(Interface dataset entries)
————

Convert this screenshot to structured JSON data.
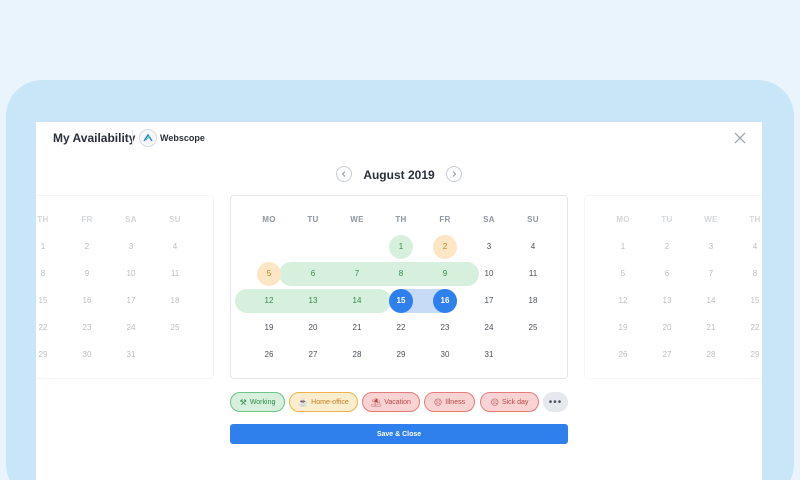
{
  "header": {
    "title": "My Availability",
    "workspace_name": "Webscope"
  },
  "month_nav": {
    "title": "August 2019",
    "prev_icon": "chevron-left-icon",
    "next_icon": "chevron-right-icon"
  },
  "main_calendar": {
    "weekdays": [
      "MO",
      "TU",
      "WE",
      "TH",
      "FR",
      "SA",
      "SU"
    ],
    "weeks": [
      [
        "",
        "",
        "",
        "1",
        "2",
        "3",
        "4"
      ],
      [
        "5",
        "6",
        "7",
        "8",
        "9",
        "10",
        "11"
      ],
      [
        "12",
        "13",
        "14",
        "15",
        "16",
        "17",
        "18"
      ],
      [
        "19",
        "20",
        "21",
        "22",
        "23",
        "24",
        "25"
      ],
      [
        "26",
        "27",
        "28",
        "29",
        "30",
        "31",
        ""
      ]
    ],
    "marks": {
      "1": "working",
      "2": "home-office",
      "5": "home-office",
      "6": "working",
      "7": "working",
      "8": "working",
      "9": "working",
      "12": "working",
      "13": "working",
      "14": "working",
      "15": "selected",
      "16": "selected"
    }
  },
  "left_calendar": {
    "weekdays": [
      "TH",
      "FR",
      "SA",
      "SU"
    ],
    "weeks": [
      [
        "1",
        "2",
        "3",
        "4"
      ],
      [
        "8",
        "9",
        "10",
        "11"
      ],
      [
        "15",
        "16",
        "17",
        "18"
      ],
      [
        "22",
        "23",
        "24",
        "25"
      ],
      [
        "29",
        "30",
        "31",
        ""
      ]
    ]
  },
  "right_calendar": {
    "weekdays": [
      "MO",
      "TU",
      "WE",
      "TH"
    ],
    "weeks": [
      [
        "1",
        "2",
        "3",
        "4"
      ],
      [
        "5",
        "6",
        "7",
        "8"
      ],
      [
        "12",
        "13",
        "14",
        "15"
      ],
      [
        "19",
        "20",
        "21",
        "22"
      ],
      [
        "26",
        "27",
        "28",
        "29"
      ]
    ]
  },
  "legend": {
    "working": "Working",
    "home_office": "Home-office",
    "vacation": "Vacation",
    "illness": "Illness",
    "sick_day": "Sick day",
    "more": "•••"
  },
  "actions": {
    "save_label": "Save & Close"
  },
  "colors": {
    "accent": "#2f80ed",
    "working": "#d7f0dd",
    "home_office": "#fde6c6",
    "vacation": "#f9d3d3"
  }
}
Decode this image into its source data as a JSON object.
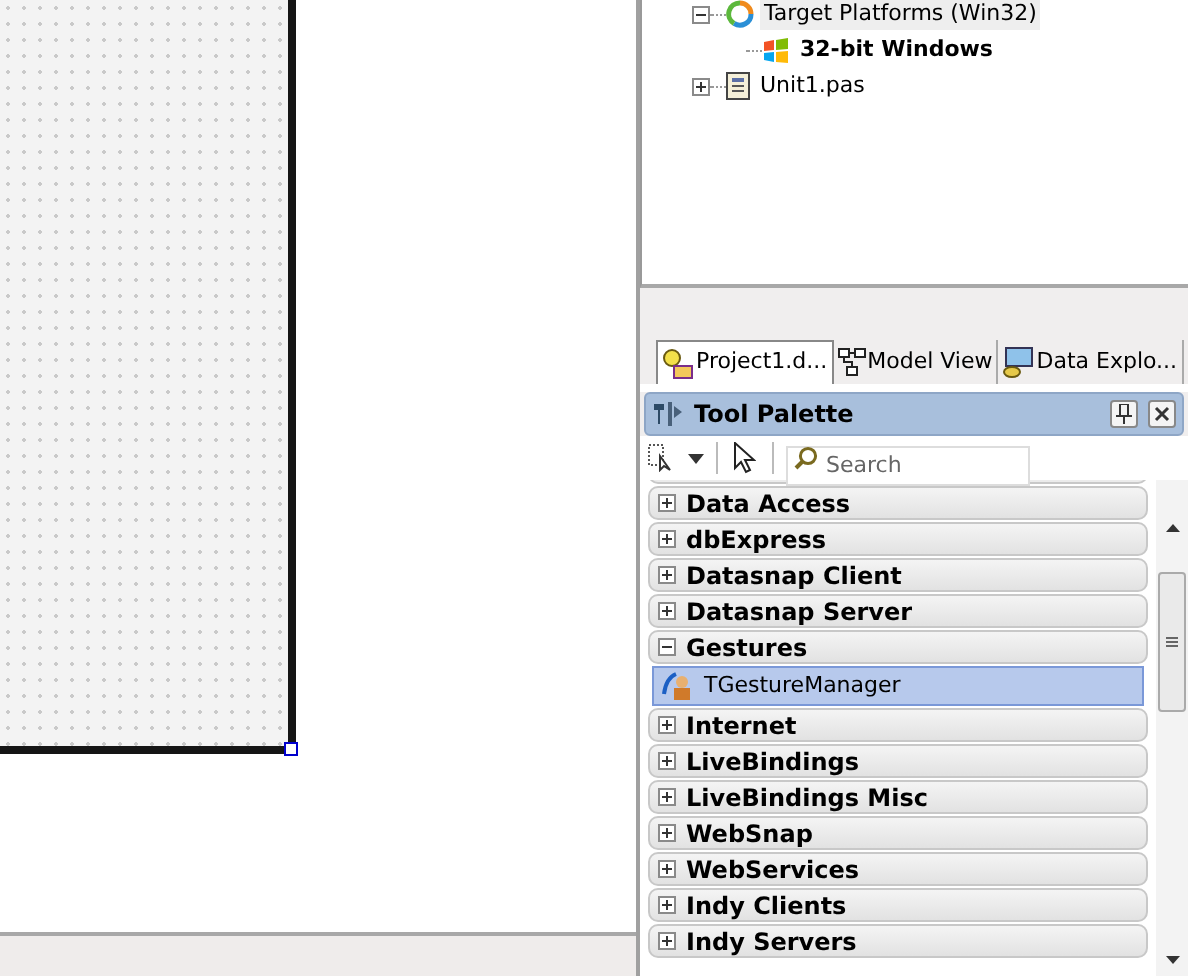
{
  "project_tree": [
    {
      "label": "Target Platforms (Win32)",
      "kind": "platforms",
      "expanded": true,
      "selected": true,
      "children": [
        {
          "label": "32-bit Windows",
          "kind": "windows",
          "bold": true,
          "selected": false
        }
      ]
    },
    {
      "label": "Unit1.pas",
      "kind": "unit",
      "expanded": false,
      "selected": false
    }
  ],
  "tabs": [
    {
      "label": "Project1.d...",
      "kind": "project",
      "selected": true
    },
    {
      "label": "Model View",
      "kind": "model",
      "selected": false
    },
    {
      "label": "Data Explo...",
      "kind": "data",
      "selected": false
    }
  ],
  "tool_palette": {
    "title": "Tool Palette",
    "search": {
      "placeholder": "Search"
    },
    "categories": [
      {
        "name": "Data Access",
        "expanded": false
      },
      {
        "name": "dbExpress",
        "expanded": false
      },
      {
        "name": "Datasnap Client",
        "expanded": false
      },
      {
        "name": "Datasnap Server",
        "expanded": false
      },
      {
        "name": "Gestures",
        "expanded": true,
        "items": [
          {
            "name": "TGestureManager",
            "selected": true
          }
        ]
      },
      {
        "name": "Internet",
        "expanded": false
      },
      {
        "name": "LiveBindings",
        "expanded": false
      },
      {
        "name": "LiveBindings Misc",
        "expanded": false
      },
      {
        "name": "WebSnap",
        "expanded": false
      },
      {
        "name": "WebServices",
        "expanded": false
      },
      {
        "name": "Indy Clients",
        "expanded": false
      },
      {
        "name": "Indy Servers",
        "expanded": false
      }
    ]
  }
}
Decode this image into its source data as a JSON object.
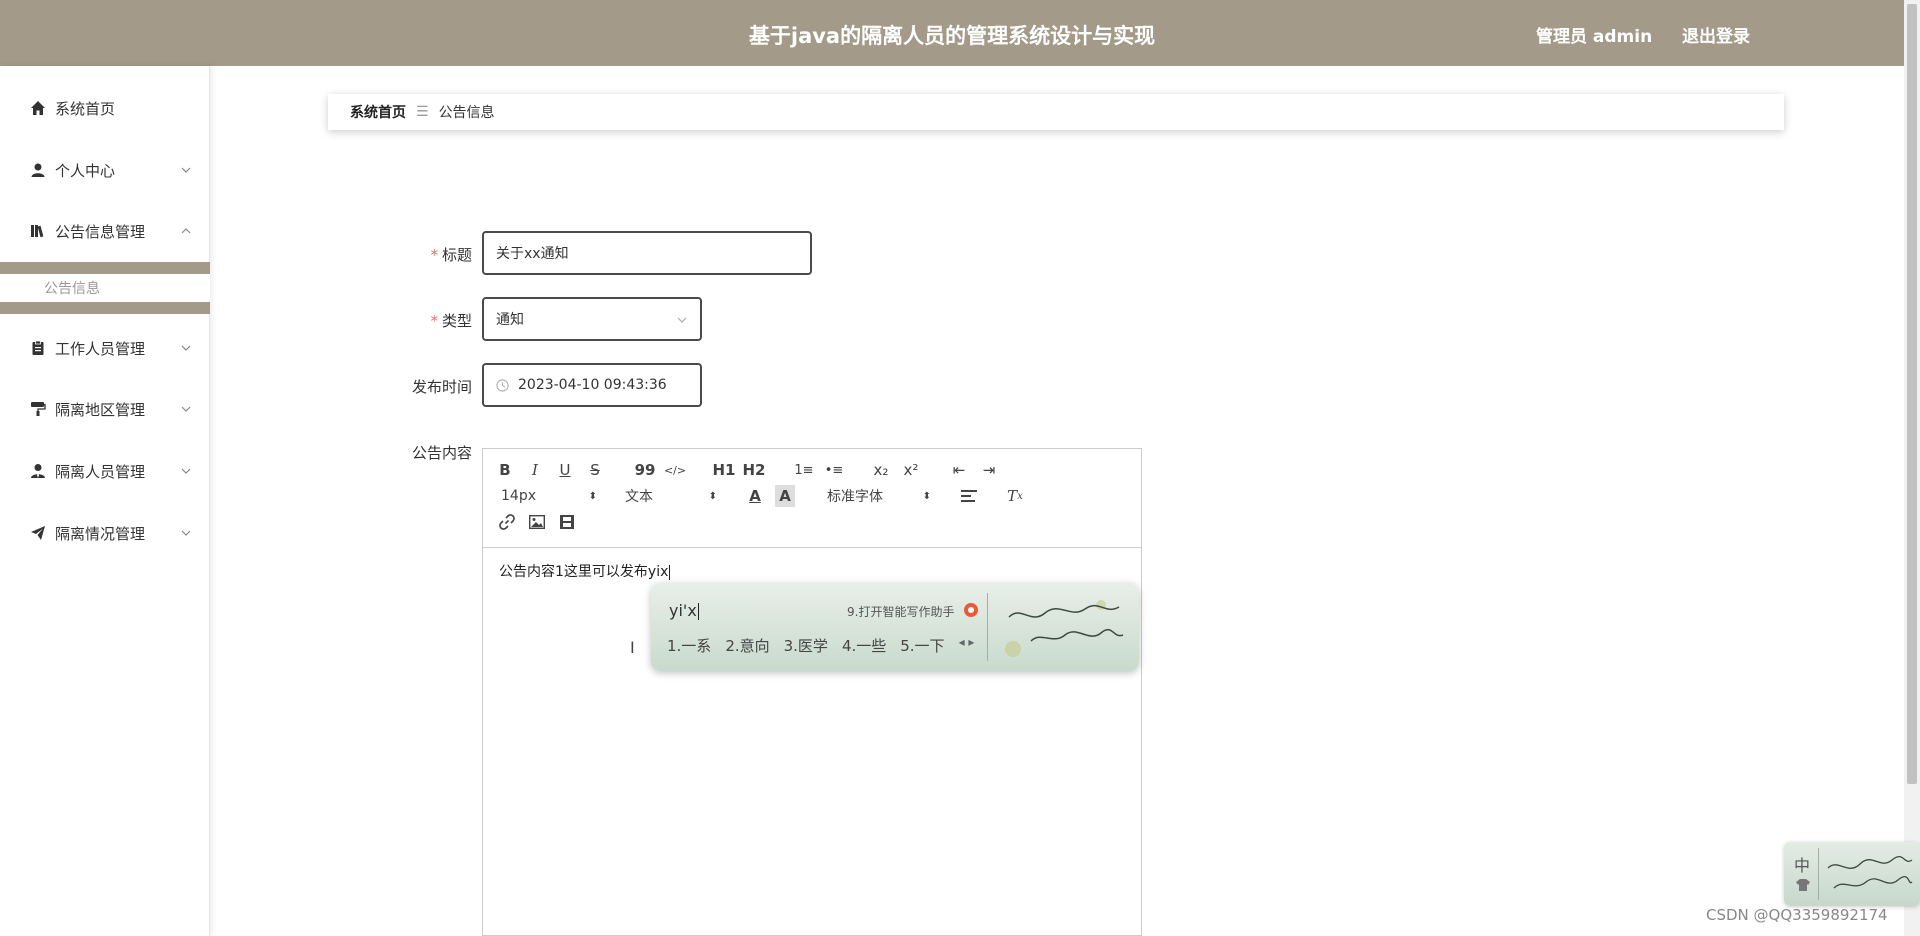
{
  "header": {
    "title": "基于java的隔离人员的管理系统设计与实现",
    "admin_label": "管理员 admin",
    "logout_label": "退出登录",
    "bg_color": "#a39a8a"
  },
  "sidebar": {
    "items": [
      {
        "label": "系统首页",
        "icon": "home-icon"
      },
      {
        "label": "个人中心",
        "icon": "user-icon"
      },
      {
        "label": "公告信息管理",
        "icon": "book-icon"
      },
      {
        "label": "工作人员管理",
        "icon": "clipboard-icon"
      },
      {
        "label": "隔离地区管理",
        "icon": "paint-roller-icon"
      },
      {
        "label": "隔离人员管理",
        "icon": "user-tie-icon"
      },
      {
        "label": "隔离情况管理",
        "icon": "paper-plane-icon"
      }
    ],
    "sub_item": "公告信息"
  },
  "breadcrumb": {
    "home": "系统首页",
    "separator": "☰",
    "current": "公告信息"
  },
  "form": {
    "title_label": "标题",
    "title_value": "关于xx通知",
    "type_label": "类型",
    "type_value": "通知",
    "time_label": "发布时间",
    "time_value": "2023-04-10 09:43:36",
    "content_label": "公告内容",
    "required_mark": "*"
  },
  "editor": {
    "toolbar_row1": [
      "B",
      "I",
      "U",
      "S",
      "99",
      "</>",
      "H1",
      "H2",
      "1≡",
      "•≡",
      "x₂",
      "x²",
      "⇤",
      "⇥"
    ],
    "font_size": "14px",
    "text_type": "文本",
    "font_family": "标准字体",
    "content": "公告内容1这里可以发布yix"
  },
  "ime": {
    "pinyin": "yi'x",
    "assist": "9.打开智能写作助手",
    "candidates": [
      "1.一系",
      "2.意向",
      "3.医学",
      "4.一些",
      "5.一下"
    ],
    "mini_label": "中"
  },
  "watermark": "CSDN @QQ3359892174"
}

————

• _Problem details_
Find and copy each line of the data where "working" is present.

• _Exercise output_
      "1": "working",
      "6": "working",
      "7": "working",
      "8": "working",
      "9": "working",
      "12": "working",
      "13": "working",
      "14": "working",
    "working": "Working",
    "working": "#d7f0dd",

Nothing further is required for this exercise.